Along the way, Cobain met and married Hole frontwoman, Courtney Love, and they had a daughter, Frances Bean. The marriage was at times loving, and at other times tumultuous, but Cobain aspired to be a devoted father to little Frances. He also continued to be plagued by health troubles and soon became addicted to heroin.

Professionally, Nirvana reached the heights of fame. They released three studio albums and toured throughout the world. Cobain was called the voice of a disaffected generation. However, stardom did not sit well with him. Today, where even the most untalented celebrities try to extend their fifteen minutes of fame by appearing in movies or putting out their own fashion lines, Cobain considered himself an artist, not a rock star. He bit the hand that fed him, had squabbles with his record label and didn’t always care about pleasing his fans.

Ultimately, Cobain could no longer handle the physical, mental and emotional misery that plagued him, and he committed suicide in April of 1994, leaving fans devastated and people wondering what could have been.

But Nirvana fans know all of this already, and Cross covered Cobain’s life in his notable biography, Heavier Than Heaven. However, that doesn’t mean Cobain Unseen isn’t a fascinating read. Cobain Unseen is more than a biography of Cobain’s life.
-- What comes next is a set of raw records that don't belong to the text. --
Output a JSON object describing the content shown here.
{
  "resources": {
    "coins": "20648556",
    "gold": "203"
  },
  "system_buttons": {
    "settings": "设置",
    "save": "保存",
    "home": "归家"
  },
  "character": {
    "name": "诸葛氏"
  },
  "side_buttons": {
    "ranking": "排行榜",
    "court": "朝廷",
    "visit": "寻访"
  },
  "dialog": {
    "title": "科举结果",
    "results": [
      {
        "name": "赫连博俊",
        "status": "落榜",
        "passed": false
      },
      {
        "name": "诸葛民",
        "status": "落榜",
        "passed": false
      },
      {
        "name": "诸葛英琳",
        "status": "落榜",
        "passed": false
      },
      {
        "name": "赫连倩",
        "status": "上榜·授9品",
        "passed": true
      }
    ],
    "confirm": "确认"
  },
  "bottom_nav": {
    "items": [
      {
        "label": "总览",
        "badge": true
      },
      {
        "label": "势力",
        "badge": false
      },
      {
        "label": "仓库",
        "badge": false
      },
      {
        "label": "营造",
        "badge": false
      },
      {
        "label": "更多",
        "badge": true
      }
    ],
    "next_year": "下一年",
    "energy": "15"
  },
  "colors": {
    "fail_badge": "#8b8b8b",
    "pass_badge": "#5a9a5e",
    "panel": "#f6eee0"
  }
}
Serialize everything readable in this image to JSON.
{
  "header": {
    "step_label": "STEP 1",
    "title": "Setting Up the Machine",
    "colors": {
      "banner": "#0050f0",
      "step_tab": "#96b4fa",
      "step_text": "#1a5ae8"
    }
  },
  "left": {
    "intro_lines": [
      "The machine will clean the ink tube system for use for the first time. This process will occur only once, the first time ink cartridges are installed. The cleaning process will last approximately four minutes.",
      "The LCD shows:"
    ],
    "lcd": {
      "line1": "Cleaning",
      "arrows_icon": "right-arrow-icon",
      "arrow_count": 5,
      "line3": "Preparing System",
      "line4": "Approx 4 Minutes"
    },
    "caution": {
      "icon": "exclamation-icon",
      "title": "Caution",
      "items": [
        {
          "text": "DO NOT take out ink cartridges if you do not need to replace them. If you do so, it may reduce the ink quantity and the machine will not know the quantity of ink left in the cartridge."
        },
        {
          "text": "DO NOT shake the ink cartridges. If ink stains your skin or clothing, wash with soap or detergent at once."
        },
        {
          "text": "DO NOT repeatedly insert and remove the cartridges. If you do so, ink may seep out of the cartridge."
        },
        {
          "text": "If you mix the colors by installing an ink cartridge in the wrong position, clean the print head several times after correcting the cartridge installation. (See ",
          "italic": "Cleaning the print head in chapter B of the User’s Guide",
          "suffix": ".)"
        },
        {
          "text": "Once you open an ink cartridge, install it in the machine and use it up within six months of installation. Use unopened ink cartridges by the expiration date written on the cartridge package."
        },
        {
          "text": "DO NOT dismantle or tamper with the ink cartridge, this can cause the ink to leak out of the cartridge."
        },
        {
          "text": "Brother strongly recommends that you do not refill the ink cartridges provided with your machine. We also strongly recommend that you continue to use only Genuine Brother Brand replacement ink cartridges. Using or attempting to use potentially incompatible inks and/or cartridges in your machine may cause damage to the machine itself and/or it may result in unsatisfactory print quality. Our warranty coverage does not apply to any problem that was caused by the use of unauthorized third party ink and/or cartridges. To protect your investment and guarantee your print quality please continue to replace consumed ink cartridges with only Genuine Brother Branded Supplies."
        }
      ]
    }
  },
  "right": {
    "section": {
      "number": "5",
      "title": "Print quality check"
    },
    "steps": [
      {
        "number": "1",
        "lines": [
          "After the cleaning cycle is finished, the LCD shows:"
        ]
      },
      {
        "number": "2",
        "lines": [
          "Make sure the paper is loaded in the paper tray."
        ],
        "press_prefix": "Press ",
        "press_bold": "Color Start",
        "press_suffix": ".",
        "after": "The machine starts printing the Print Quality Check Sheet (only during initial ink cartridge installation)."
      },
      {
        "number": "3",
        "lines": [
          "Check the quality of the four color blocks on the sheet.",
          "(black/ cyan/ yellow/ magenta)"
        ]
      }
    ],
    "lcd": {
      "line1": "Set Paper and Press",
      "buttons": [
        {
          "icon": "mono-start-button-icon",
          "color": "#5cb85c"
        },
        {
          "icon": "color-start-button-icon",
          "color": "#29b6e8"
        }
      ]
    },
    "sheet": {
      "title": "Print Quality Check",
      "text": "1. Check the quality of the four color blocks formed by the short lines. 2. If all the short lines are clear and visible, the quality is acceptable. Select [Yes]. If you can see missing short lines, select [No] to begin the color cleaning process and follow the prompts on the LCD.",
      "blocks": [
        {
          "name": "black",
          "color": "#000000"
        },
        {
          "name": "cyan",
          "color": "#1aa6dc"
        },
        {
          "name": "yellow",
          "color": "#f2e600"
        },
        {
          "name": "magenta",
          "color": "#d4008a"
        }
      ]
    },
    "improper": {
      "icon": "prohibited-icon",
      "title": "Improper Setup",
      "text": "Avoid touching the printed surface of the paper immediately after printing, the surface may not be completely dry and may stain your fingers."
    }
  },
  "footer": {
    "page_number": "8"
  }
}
It’s also a biography of his art. Childhood photos feature a tow-headed Cobain in front of an art easel or playing a tambourine. His art work conveys his stomach and back problems with the use of raw meat, bones, skeletons and doll parts. The reader will see heart-shaped boxed Cobain collected, and photos of Cobain with daughter Frances show a very tender and sweet side of Cobain. Also included in Cobain Unseen is a CD of Cobain’s spoken-word material, and an interview with Cross about his research for the book.

Cobain Unseen is vanguard of biography. Not satisfied with text and photos, I believe readers today want tactile and tangible personal items of the famous people they admire and want to learn more about. Cobain Unseen is an intriguing inside look at the creativity and the madness of one of rock’s biggest icons. Cobain Unseen is one of the most definitive rock biographies I have ever seen…and felt.